If we take a global view to the page, we’ll notice that it dances with the center of it. Odin says “and I love you; very, very much” showing his face to the readers (and Old Loki) not to his sons! They cannot really see the feelings of their father! Odin states his feelings staring at the void (the reader), but not facing his children. He has preferences, favorites, shown in the positions Thor and Lady Loki have into the page; and yet, this is more than what Old Loki had. The drama unfolds even in a deeper level. This page not only shows up the drama of bad parenting within a family, it also shows up how hard the old ideas are to kill.
American families are changing and fast. The paterfamilias pyramid that Odin’s family follows seems to be something that is fading away. In the US, the partermialias pyramid is being reserved for families which are in the elite, paradoxically. Odin’s family, as an Asgardian Royal family, is showing up the drama of what some elite families in the US (along with others in the middle and lower classes) might be going through. This traditional structure of the family is what we’ve had for a long time during history. Sexism is another side of the same coin, of the same pyramid, and it does affect everyone: men and women alike. We can find all these arguments hidden in plain sight within this page. All the drama within Odin’s family is all the drama of many families across the globe.
Lady Loki, as a woman, in the center, is behind the fists (Odin’s) of the old establishment which still uses new hands (Thor’s). Lady Loki represents the new era, the new ideas the way of thinking, more feminine, more open, in which any shape is welcomed. Lady Loki represents women and the LGBT community asking for their rightful equal place to men and straight people within society. But while Lady Loki looks weak and almost apologetic, she represents the change in society, the one that the old establishment fears. Jealousy and fear is represented here by Old Loki, who is seeing the first signs of change: Odin is getting emotional. Not only Odin states he loves his children, Old Loki is able to see with his own eyes that this is true. The seeds for change are there. The old structure of the family, of society, is changing; and so the old establishment who affects everyone, not only those who seem more visibly as victims of it, is starting to “have a tantrum” of its own.
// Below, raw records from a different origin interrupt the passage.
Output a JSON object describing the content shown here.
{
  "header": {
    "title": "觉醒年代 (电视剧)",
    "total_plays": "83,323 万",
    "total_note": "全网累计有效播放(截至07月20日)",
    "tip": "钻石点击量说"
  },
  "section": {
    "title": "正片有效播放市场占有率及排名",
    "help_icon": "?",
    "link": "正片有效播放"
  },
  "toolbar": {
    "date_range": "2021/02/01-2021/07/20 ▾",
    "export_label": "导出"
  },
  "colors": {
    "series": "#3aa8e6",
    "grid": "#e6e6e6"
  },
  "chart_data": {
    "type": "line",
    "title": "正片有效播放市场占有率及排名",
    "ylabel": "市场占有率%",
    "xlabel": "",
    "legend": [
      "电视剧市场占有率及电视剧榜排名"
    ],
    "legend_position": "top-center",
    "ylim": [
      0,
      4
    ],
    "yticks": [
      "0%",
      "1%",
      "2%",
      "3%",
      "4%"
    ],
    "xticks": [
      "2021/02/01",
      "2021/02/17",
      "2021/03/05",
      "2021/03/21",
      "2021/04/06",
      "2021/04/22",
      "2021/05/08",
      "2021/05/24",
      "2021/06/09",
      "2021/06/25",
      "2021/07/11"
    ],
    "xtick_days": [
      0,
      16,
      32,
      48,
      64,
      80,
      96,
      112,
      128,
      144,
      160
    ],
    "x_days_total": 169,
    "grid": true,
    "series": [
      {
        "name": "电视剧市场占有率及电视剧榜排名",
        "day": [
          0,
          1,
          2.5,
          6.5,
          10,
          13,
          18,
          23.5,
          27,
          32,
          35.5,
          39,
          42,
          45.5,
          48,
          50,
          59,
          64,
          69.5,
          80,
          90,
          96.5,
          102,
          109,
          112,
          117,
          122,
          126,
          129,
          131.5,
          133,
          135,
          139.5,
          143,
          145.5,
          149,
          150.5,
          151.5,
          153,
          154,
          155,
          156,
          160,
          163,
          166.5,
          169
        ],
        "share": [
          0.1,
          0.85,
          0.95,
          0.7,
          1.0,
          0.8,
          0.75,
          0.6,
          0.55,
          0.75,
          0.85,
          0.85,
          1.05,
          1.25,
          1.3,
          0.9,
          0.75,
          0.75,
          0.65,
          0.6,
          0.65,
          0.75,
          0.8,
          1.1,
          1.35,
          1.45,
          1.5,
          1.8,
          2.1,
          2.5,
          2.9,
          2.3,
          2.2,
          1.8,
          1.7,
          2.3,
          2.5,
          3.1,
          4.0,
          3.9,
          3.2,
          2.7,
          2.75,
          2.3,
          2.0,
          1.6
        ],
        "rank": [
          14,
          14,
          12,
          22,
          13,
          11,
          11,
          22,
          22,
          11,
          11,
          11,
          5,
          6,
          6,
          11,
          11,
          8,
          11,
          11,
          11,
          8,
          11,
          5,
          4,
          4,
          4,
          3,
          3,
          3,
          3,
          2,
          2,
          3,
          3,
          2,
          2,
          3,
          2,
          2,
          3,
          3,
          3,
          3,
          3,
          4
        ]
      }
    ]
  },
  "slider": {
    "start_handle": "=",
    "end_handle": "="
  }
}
This page is showing up different levels of drama: within a family and within society. The use of panels is a masterpiece, as well as how the characters and their body positions are drawn. The message that this page contains is deeper, dramatic and ver powerful. Even if it seems as hidden as Lady Loki is in it, we can find all its power there, screaming all over this page’s composition. Lady Loki is in the way of taking his place in society. A society, like his family, which is changing little by little, even if old ways are really hard to kill.
- Original Sin: Thor & Loki #5
- The Power of Comics: History, Form and Culture. Duncan and Smith.
- Big Boys Don’t Cry — and Other Myths About Men and Their Emotions.
- When Men Experience Sexism.
- Viral comic captures how sexism affects everyone.
- The Changing American Family.
Note: I used “Lady Loki” with he and she in the text. This was done in purpose. Loki can shape shift in any shape he wants.